I believe anyone interested in starting a company will read this book and feel the urge to jump out and start something right away. Although Minjoo is not a startup management expert, his story-telling taught me so much about running a startup and reminded me of a lot of things I read in VC blogs. Here are the reasons I think this book is a must-read for anyone dreaming to do something.

You can relate to the founders

This isn’t a book about Bill Gates saying anyone can be like him if they work hard enough (I’m not sure if Bill Gates really said that). It’s not about Steve Jobs, a genius that appears every 50 years or so. It’s about 5 very normal guys all in their mid-twenties determined to start a company, but at the same time was afraid about the uncertainties. After TMon grows to hundreds of employees, the founders struggle to adjust their roles in this completely new setting. They have a hard time since none of them had experience managing a big organization. The reader can closely relate to the founders’ agony and joy, laughing and crying as the story goes on. The reader can imagine himself in the founders’ shoes and gain confidence that he can also pull off another ‘TMon’ with hard work and strong determination.

No BSing, just clear facts

Since the book was mainly written by Minjoo, not the founders, there is no sugar-coating about how wonderful the company is and how talented the founders are (a good example of such book gets two stars in Amazon). In fact, the book elaborates in great detail how disorganized TMon was in its early days. The founders are depicted as normal Korean kids who didn’t know how to spell “Tommy” in English. At the same time, the author is close enough to the founders to fill the book with interesting details (I was actually surprised how Minjoo remembered everything in so much detail). There are so many startup/tech books written by people who didn’t even have a chance to interview the founder of the company. I think half of those books contain the authors’ imagination, not hard facts.

Lessons to learn

There are so many lessons to learn in this book. First, the book iterates the well-known lesson that execution, not the idea, is most important to a startup. Some people might think TMon was lucky to be the first to copy Groupon and became successful without much work. The book basically argues that this is not true by presenting a lot of challenges the company faced and how the team made critical decisions that helped the company stay afloat. In the early days of TMon, the quality of one restaurant had degraded so badly that a bunch of TMon customers were demanding to get their money back (Yes..Koreans are the best at demanding stuff). It wasn’t really TMon’s fault that the restaurant accepted more coupons than they could manage. Nonetheless, TMon agreed to refund all the customers of that deal. The total cost was 20% of their entire capital, which is really significant for an early-stage startup struggling to raise funding. Without this hard decision, TMon could have earned a bad reputation and lost all its customers. A single misstep could have blown away the tiny startup. It is the series of these critical decisions, not mere ideas, that allow a startup to stay afloat and grow to be a great company.


Last but not least, the book is so much fun to read.
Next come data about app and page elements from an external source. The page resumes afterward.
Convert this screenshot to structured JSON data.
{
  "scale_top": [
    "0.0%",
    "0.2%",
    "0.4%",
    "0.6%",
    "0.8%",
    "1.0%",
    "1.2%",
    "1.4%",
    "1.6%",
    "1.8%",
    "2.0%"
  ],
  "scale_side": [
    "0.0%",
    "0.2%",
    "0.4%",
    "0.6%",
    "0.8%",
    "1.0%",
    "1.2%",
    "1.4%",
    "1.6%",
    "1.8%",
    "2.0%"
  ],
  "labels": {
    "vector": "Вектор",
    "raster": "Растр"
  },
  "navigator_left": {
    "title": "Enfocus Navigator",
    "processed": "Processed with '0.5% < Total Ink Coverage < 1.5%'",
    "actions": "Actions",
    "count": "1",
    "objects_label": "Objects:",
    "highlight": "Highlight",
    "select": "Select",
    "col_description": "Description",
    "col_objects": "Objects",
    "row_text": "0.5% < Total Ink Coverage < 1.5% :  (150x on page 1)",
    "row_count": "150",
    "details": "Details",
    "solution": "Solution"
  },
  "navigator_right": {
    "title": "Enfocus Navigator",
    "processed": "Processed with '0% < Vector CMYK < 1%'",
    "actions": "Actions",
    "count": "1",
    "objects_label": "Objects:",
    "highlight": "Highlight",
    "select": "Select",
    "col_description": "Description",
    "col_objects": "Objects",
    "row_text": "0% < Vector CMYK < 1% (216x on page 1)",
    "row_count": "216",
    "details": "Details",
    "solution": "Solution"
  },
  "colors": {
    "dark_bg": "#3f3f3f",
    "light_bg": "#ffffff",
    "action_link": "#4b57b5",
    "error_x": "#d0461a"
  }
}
I think the fact that the author is not a professional writer helped in that sense. He doesn’t use any fancy sentence to describe something. He just lists fact after fact after fact and includes a lot of conversations among the founders that makes me feel I’m just sitting there listening to them talk (Actually I could totally tell that the conversations were toned-down to avoid publishing a rated-R book). I felt like I was watching a movie showing what it’s like to work in a fast-growing startup. For example, a new guy is hired to take care of HR-related work only to find that only a few employees have insurance and benefits, and many don’t even know how much their salary is. He couldn’t find himself a desk, but realized that many people were scattered here and there just sitting on anything, working with their laptops.

I strongly recommend this book to anyone interested in not only startups, but also any kind of challenging work. The book shows how much a group of people can accomplish if you have the right team and determination. I would even say that if you don’t feel excited and pumped up after reading this book, you better change the way you live because otherwise you are not going to do much with your life.